If we are to achieve our goal of carbon net zero by 2050, some form of effective carbon taxation that takes account of the challenges of international trade will be necessary. Given that, what negotiations has the Department had with our European partners on the establishment of an effective system of carbon border adjustment payments?
I have discussed this incredibly important and technical matter with Treasury officials. I can reassure the House that we remain a global leader on decarbonisation and recognise that, as we cut domestic emissions, it is important to ensure that that does not lead to emissions elsewhere. An active debate is under way on which interventions are going to work, and the Government are monitoring and actively engaging with those discussions.
To avoid scrutiny, the Secretary of State snuck out cuts of £2.9 billion from the aid budget on the day Parliament rose for the summer recess. That is around 20% of the aid budget, despite the fact that projections of an economic downturn suggested a required fall of something closer to 9%. Can the Secretary of State tell us where those cuts will come from, and how the Government will ensure that they tackle poverty and the climate crisis and deliver value for money for the British people? Will he today commit to ending the use of UK aid and investment to fund fossil fuel projects in the global south?

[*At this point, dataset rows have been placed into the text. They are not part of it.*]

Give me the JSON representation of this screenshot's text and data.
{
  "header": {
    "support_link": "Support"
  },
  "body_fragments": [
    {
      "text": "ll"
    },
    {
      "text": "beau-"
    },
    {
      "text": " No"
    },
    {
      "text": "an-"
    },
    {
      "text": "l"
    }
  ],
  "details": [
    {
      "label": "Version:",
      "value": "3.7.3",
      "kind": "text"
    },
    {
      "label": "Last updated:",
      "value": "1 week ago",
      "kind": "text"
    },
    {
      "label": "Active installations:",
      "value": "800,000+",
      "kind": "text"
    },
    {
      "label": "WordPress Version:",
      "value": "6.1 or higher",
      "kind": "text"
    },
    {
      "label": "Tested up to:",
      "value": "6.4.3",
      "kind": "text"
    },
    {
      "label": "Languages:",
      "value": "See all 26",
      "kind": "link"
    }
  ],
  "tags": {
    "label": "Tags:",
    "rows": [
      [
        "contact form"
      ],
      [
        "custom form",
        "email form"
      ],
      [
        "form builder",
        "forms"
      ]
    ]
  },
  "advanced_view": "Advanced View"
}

The Government take our responsibilities very seriously. I remind the hon. Lady that we have delivered on 0.7%, but that does mean that the budget goes down as GDP goes down. In our prioritisation process, we have looked at a number of things to protect, including, in particular, the vulnerable, the bottom billion, climate, girls’ education and using Britain as a force for good overall. The details of that will be presented to the House in due course.